The Blunt administration accuses the Attorney General and his staff of violating state law in providing grants to help low income Missourians get medicines. The Attorney General says he’s following court orders.

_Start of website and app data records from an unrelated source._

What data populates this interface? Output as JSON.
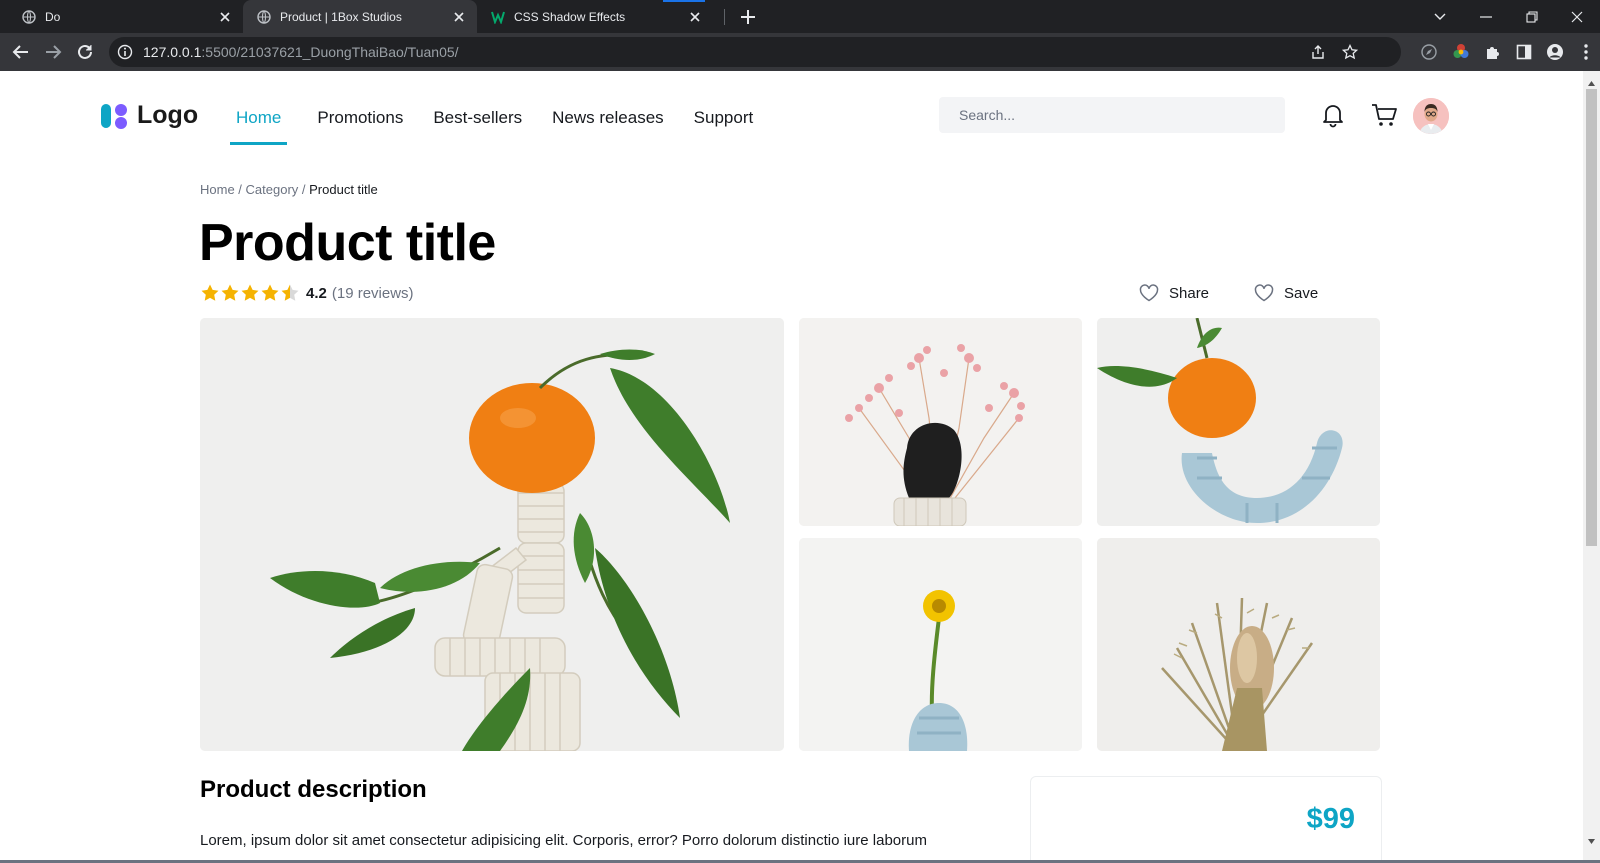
{
  "browser": {
    "tabs": [
      {
        "title": "Do",
        "active": false
      },
      {
        "title": "Product | 1Box Studios",
        "active": true
      },
      {
        "title": "CSS Shadow Effects",
        "active": false
      }
    ],
    "url_host": "127.0.0.1",
    "url_rest": ":5500/21037621_DuongThaiBao/Tuan05/"
  },
  "header": {
    "logo_text": "Logo",
    "nav": [
      "Home",
      "Promotions",
      "Best-sellers",
      "News releases",
      "Support"
    ],
    "active_nav": "Home",
    "search_placeholder": "Search..."
  },
  "breadcrumb": {
    "home": "Home",
    "sep1": " / ",
    "category": "Category",
    "sep2": " / ",
    "current": "Product title"
  },
  "product": {
    "title": "Product title",
    "rating": 4.2,
    "rating_label": "4.2",
    "reviews_label": "(19 reviews)",
    "share_label": "Share",
    "save_label": "Save",
    "description_title": "Product description",
    "description_text": "Lorem, ipsum dolor sit amet consectetur adipisicing elit. Corporis, error? Porro dolorum distinctio iure laborum",
    "price": "$99"
  },
  "colors": {
    "accent": "#0ea5c5",
    "star": "#f5b301",
    "tangerine": "#f07f13",
    "leaf": "#3f7d2b"
  },
  "icons": [
    "bell-icon",
    "cart-icon",
    "heart-icon",
    "star-icon",
    "chevron-down-icon"
  ]
}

The legal settlement that triggers the disagreement is less a political football than it is a political ping-pong match. And to continue with the sports analogy, much of it is inside baseball. Governor Blunt’s Commissioner of Administration, Larry Shepker, is quick to protest against any hint that politics are involved in his investigation and ensuing allegations. The Attorney General’s spokesman says the timing and Shepker’s rhetoric are, well, interesting. Here’s the deal:Missouri got a bunch of money in a merchandising practices suit against pharmaceutical services company. Caremark. The Attorney General’s office says it had the power to put the money into his trust fund, not into the Merchandise Practices Revolving Fund, although the check was written to the Merchandising Practices account.Law violation, says Shepker. No, says the Attorney General’s spokesman, it’s in keeping with the court order. A grant program was set up to distribute the money to organizations providing the court-ordered service. No authority to do that, says Shepker. The best way to do it, says the Attorney General.No appropriations authority, says Shepker. House Bill 12, says the Attorney General. Shepker has stopped grant payments. The Attorney General says Shepker’s office approved 488-thousand dollars of them first. Shepker says his office delegated the authority to the Attorney General to properly deal with the money. The checks were still processed through Shepker’s office, says the A-G. Just responding to concerns expressed in May by the House budget chairman, says Shepker. Where was the chairman in February, says the Attorney General, when he announced his grant program and where the money was being held and when the bill dealing with the program was before the chairman’s committee? Shepker recommends the money be appropriated through Missouri Healthnet. The Attorney General says there’s no guarantee the money would be spent appropriately if the legislature gets its hand on it. Bottom line–stalemate. Some money has been granted. Some is blocked. There’s not time for a lawsuit to accomplish anything before Governor Blunt leaves office, to be succeeded–the Attorney General’s folks hope–by the present Attorney General who could release the funds to be granted from the trust fund that would be supervised by a new Attorney General who might or might not be of the same party of the current Attorney General. And so it goes in your state government.
Download Bob Priddy’s short version (:63 mp3)